In this activity, students check and clarify their understanding of the greenhouse effect. They work independently before collaborating with a partner to compare and evaluate their ideas and agree a joint view. This view is then compared with the ideas of other pairs of students.
This activity is best used to consolidate and to check on learning after students have spent some time on this topic.
- understand the cause of the greenhouse effect.
Sequence of activities
Demonstrate the greenhouse effect using Classic chemistry demonstrations 68, emphasising the observed temperature changes but without providing an explanation at this stage. Invite students to say what phenomenon is illustrated by the demonstration and then share the learning objective with them.

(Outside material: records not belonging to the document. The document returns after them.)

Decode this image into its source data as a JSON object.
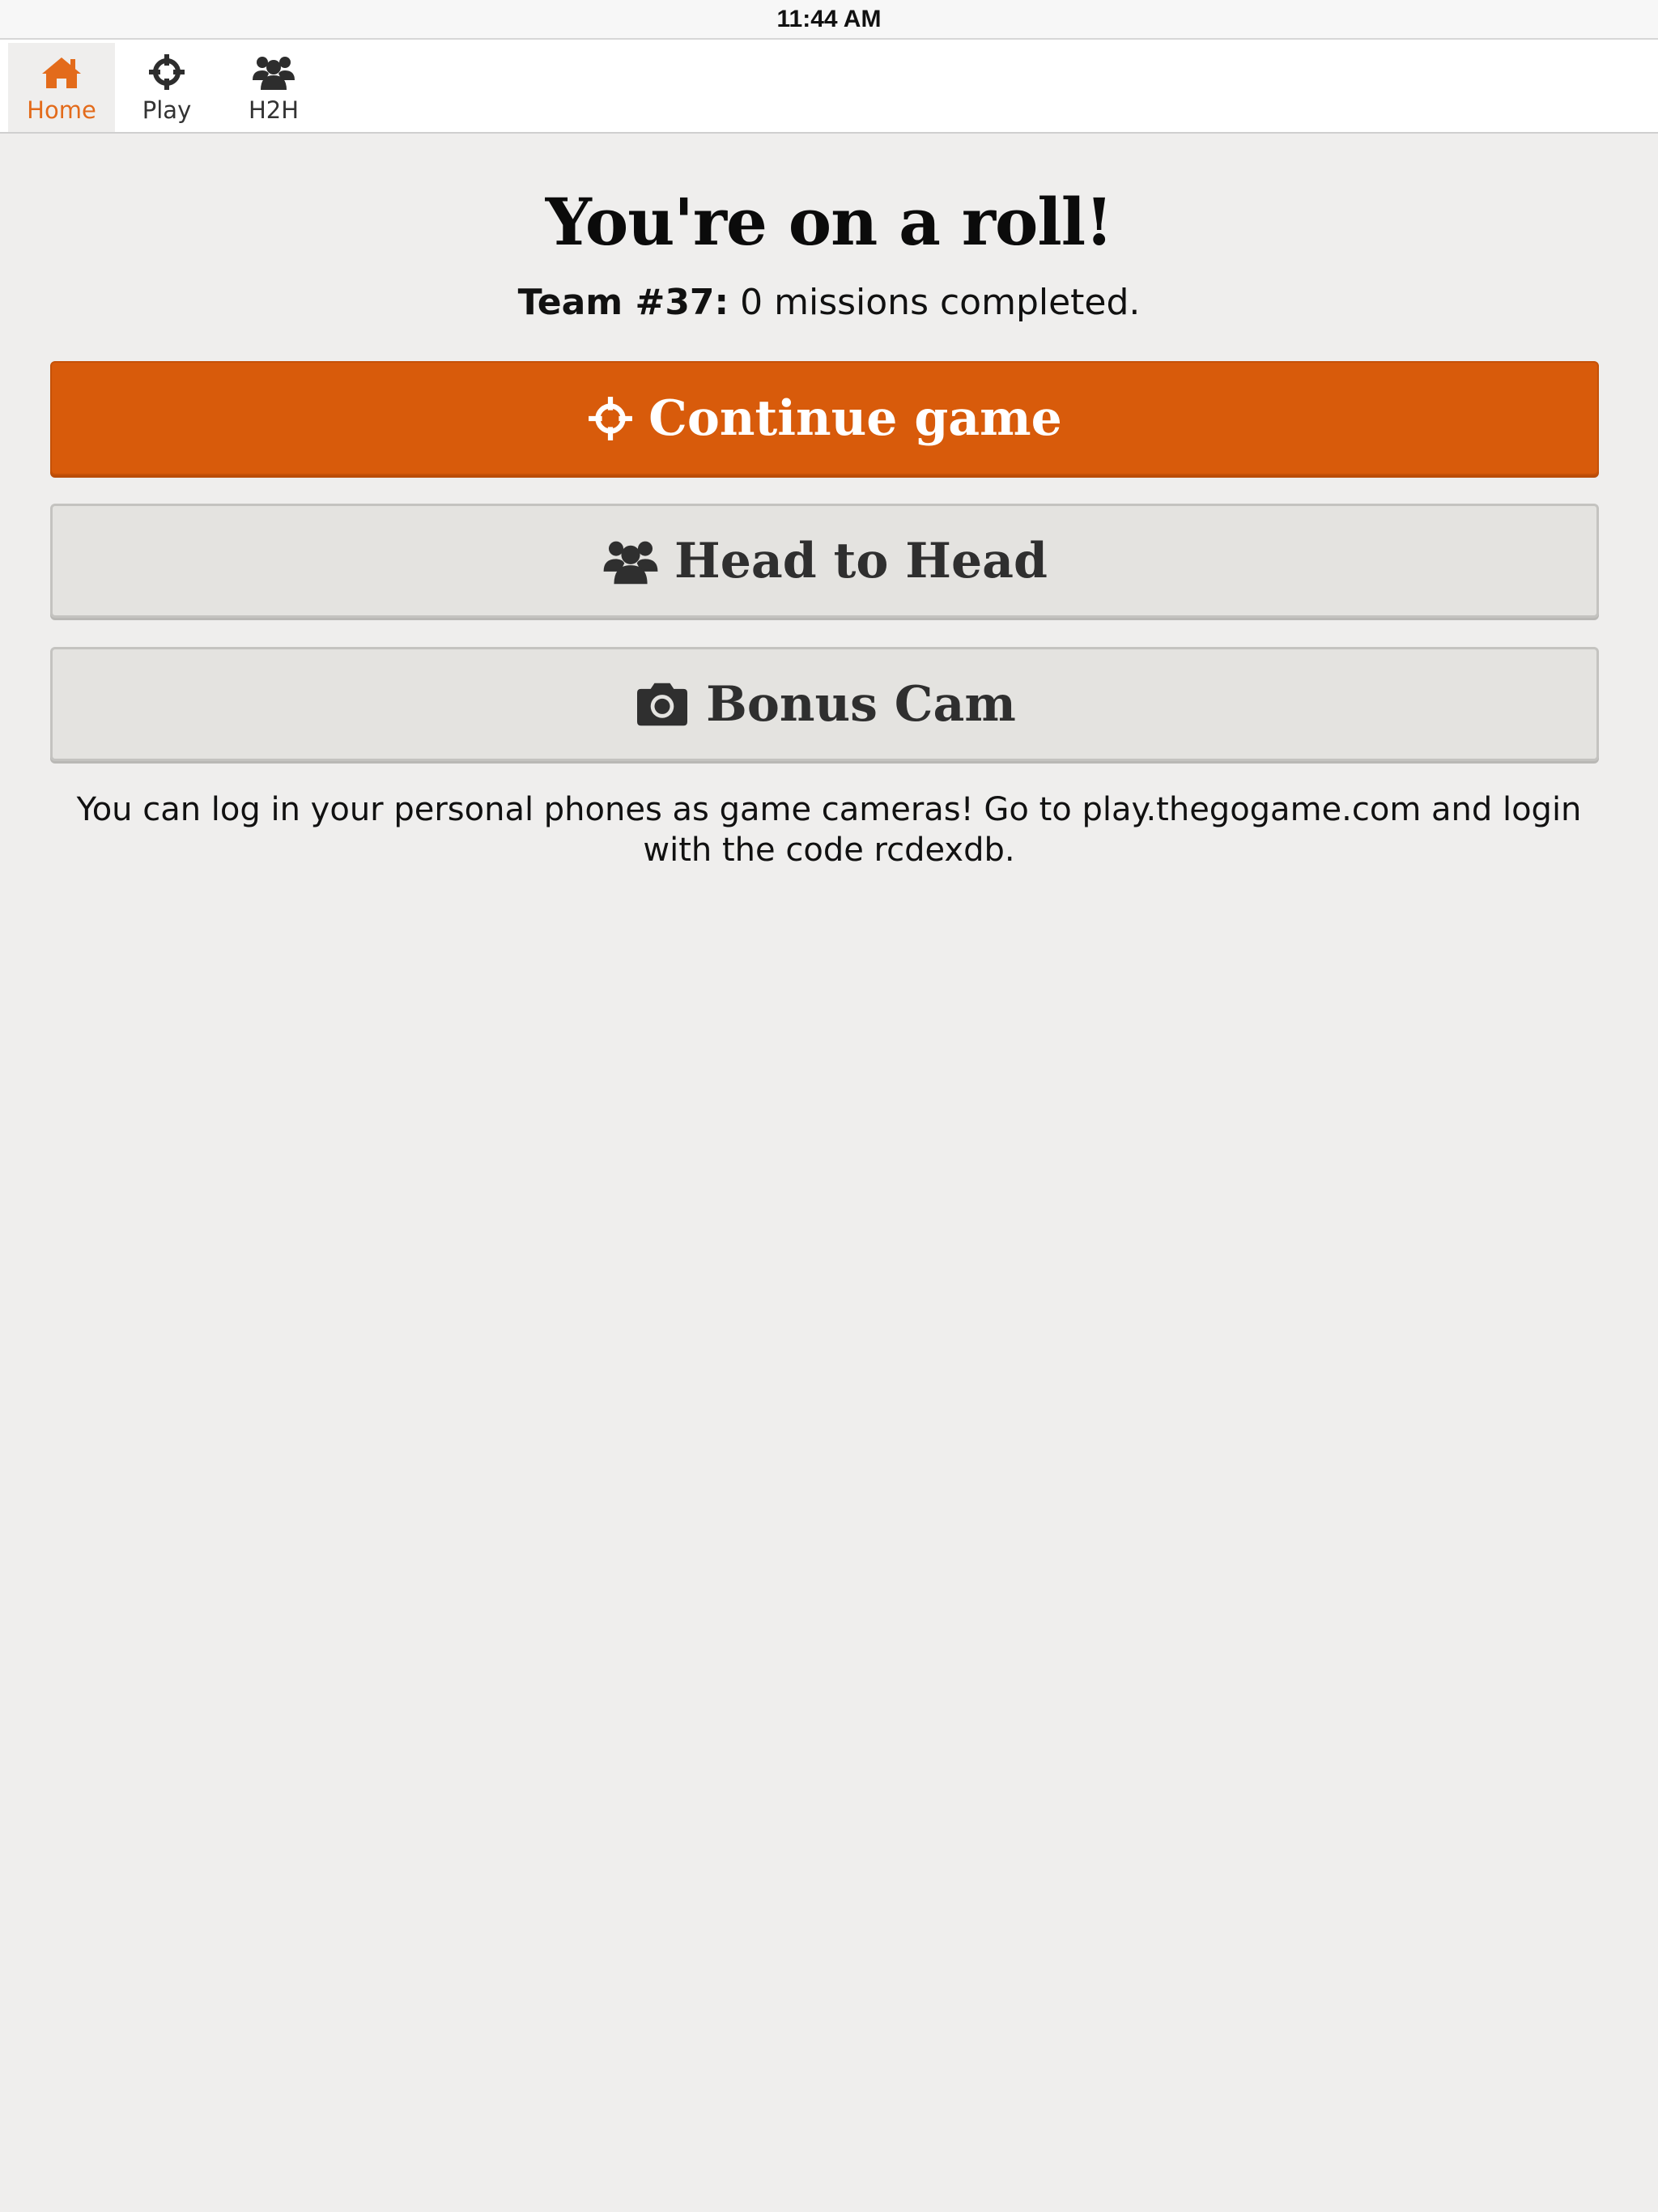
{
  "status_bar": {
    "time": "11:44 AM"
  },
  "tabs": [
    {
      "label": "Home",
      "icon": "home-icon",
      "active": true
    },
    {
      "label": "Play",
      "icon": "crosshairs-icon",
      "active": false
    },
    {
      "label": "H2H",
      "icon": "group-icon",
      "active": false
    }
  ],
  "main": {
    "headline": "You're on a roll!",
    "team_label": "Team #37:",
    "missions_text": " 0 missions completed.",
    "continue_label": "Continue game",
    "head_to_head_label": "Head to Head",
    "bonus_cam_label": "Bonus Cam",
    "info_text": "You can log in your personal phones as game cameras! Go to play.thegogame.com and login with the code rcdexdb."
  },
  "colors": {
    "accent": "#d85b0b",
    "active_tab_text": "#e36b1b",
    "background": "#efeeed",
    "secondary_button": "#e4e3e0"
  }
}
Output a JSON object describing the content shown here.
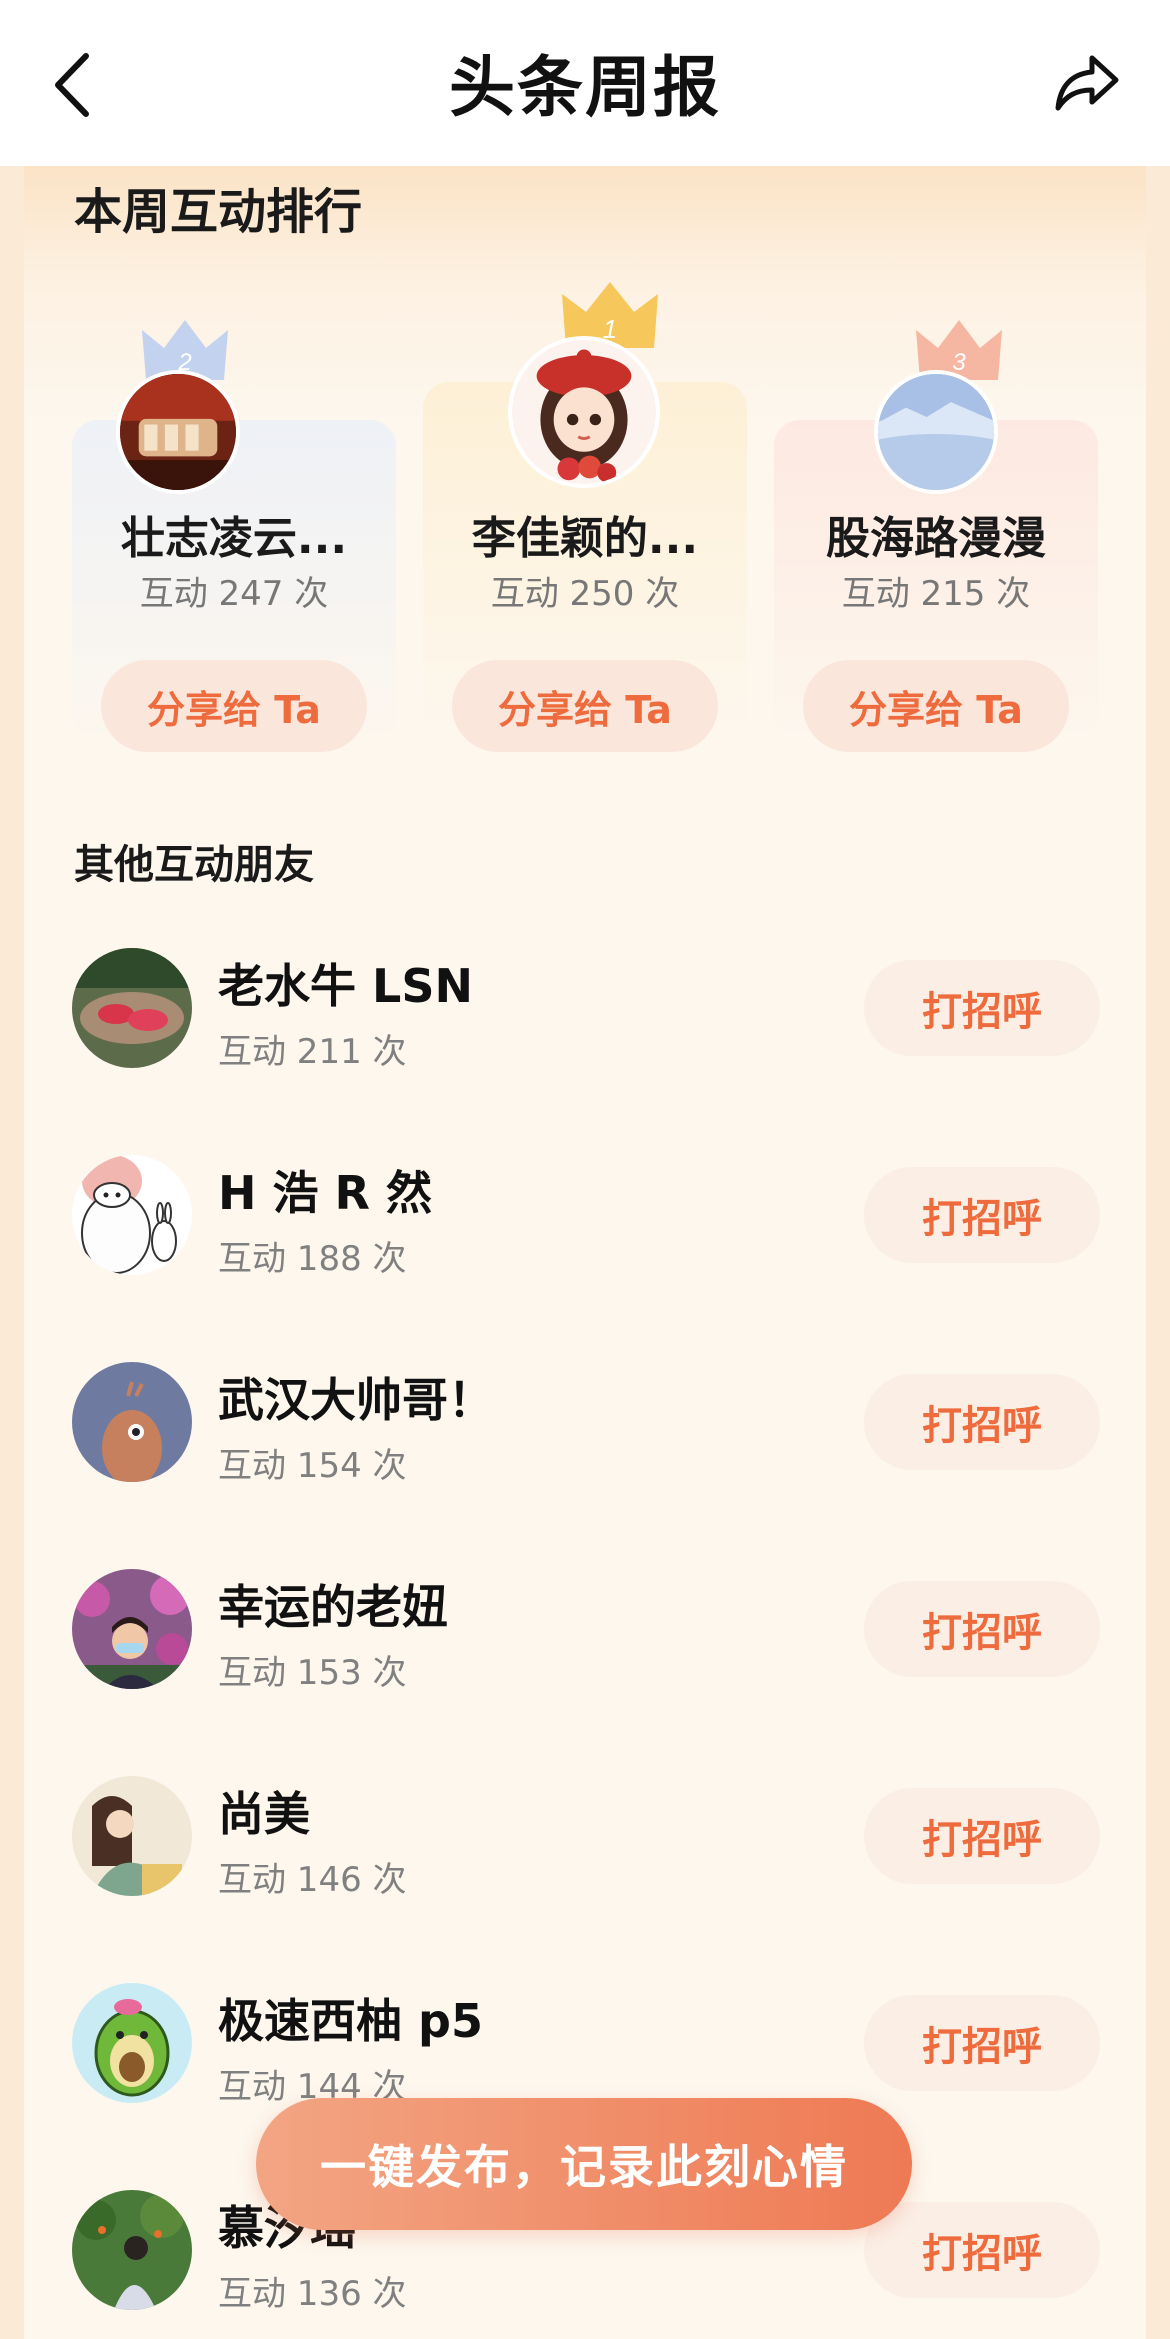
{
  "header": {
    "title": "头条周报",
    "back_icon": "chevron-left-icon",
    "share_icon": "share-arrow-icon"
  },
  "ranking": {
    "title": "本周互动排行",
    "podium": [
      {
        "rank": "2",
        "name": "壮志凌云...",
        "count": "互动 247 次",
        "button": "分享给 Ta",
        "crown_color": "#b8ccf0"
      },
      {
        "rank": "1",
        "name": "李佳颖的...",
        "count": "互动 250 次",
        "button": "分享给 Ta",
        "crown_color": "#f6c75a"
      },
      {
        "rank": "3",
        "name": "股海路漫漫",
        "count": "互动 215 次",
        "button": "分享给 Ta",
        "crown_color": "#f5b09a"
      }
    ]
  },
  "others": {
    "title": "其他互动朋友",
    "button_label": "打招呼",
    "items": [
      {
        "name": "老水牛 LSN",
        "count": "互动 211 次"
      },
      {
        "name": "H 浩 R 然",
        "count": "互动 188 次"
      },
      {
        "name": "武汉大帅哥！",
        "count": "互动 154 次"
      },
      {
        "name": "幸运的老妞",
        "count": "互动 153 次"
      },
      {
        "name": "尚美",
        "count": "互动 146 次"
      },
      {
        "name": "极速西柚 p5",
        "count": "互动 144 次"
      },
      {
        "name": "慕汐瑶",
        "count": "互动 136 次"
      }
    ]
  },
  "publish": {
    "label": "一键发布，记录此刻心情"
  },
  "colors": {
    "accent": "#ee6b3d",
    "background": "#fdf7ee"
  }
}
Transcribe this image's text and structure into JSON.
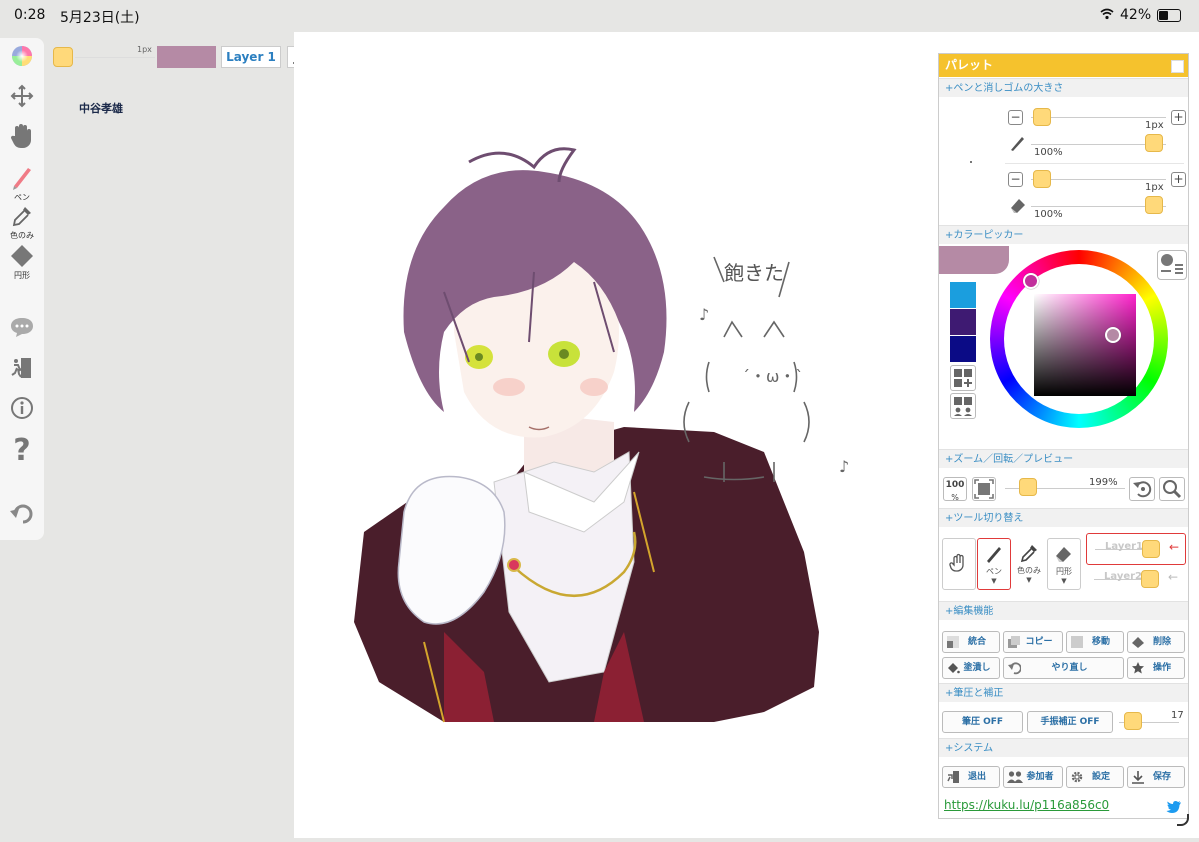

Hand out a copy of the Student sheet to each student.
Ask them to draw, by themselves, an annotated diagram to explain the greenhouse effect.
Divide students into pairs. Ask them to
- compare their diagrams
- justify their ideas, where there are differences
- agree a common diagram which they draw on an OHT or produce a PowerPoint slide.
Bring together students in a plenary. Ask:
- one group to show and explain their diagram to the class using an OHP or a data projector
- other groups to add to it (from their own diagram) until all key points have been described.
Remind students of the demonstration used to start the session.
Question them on what the lamp and lead foil represented (Sun and Earth).
Ensure that students modify their original diagram, where necessary, to take account of what other students have said during the session.
||Take in the student diagrams and write comments which reinforce the good features. Identify any points that still need developing and indicate where additional support can be found.
Assessment for learning commentary
The demonstration is a key part of the session and a key to its objective.
The process of comparing diagrams draws students into assessing themselves and their fellow students. It encourages them to listen to the ideas of others.
In the plenary, the students experience a wider range of ideas. They then reassess the completeness of their original diagram.
Even though this may be a final session on this topic, written feedback remains important. It confirms achievement or guides students on how to clarify their understanding.
For each student
For demonstration 68 from Classic chemistry demonstrations
- One 275 W photoflood light bulb and a suitable plain bulb holder (ie one without a shade)
- Two identical 250 cm3 beakers
- Two mercury in glass thermometers (0‑100 °C)
- Two discs of lead foil cut to fit the bases of the beakers
- A source of carbon dioxide gas.
Expected explanation of the greenhouse effect
- Visible radiation is emitted from the hot sun.
- Some of this radiation is absorbed by the Earth which is consequently warmed.
- Warm earth emits infrared radiation.
- Some of the radiation is absorbed by greenhouse gases such as carbon dioxide. Carbon-oxygen bonds in carbon dioxide molecules vibrate more vigorously.
- Molecules excited in this way collide with other molecules in the atmosphere and spread absorbed energy around.
- The atmosphere becomes warmer.
It is the responsibility of the teacher to carry out an appropriate risk assessment.
T. Lister, Classic chemistry demonstrations. London: Royal Society of Chemistry, 1995.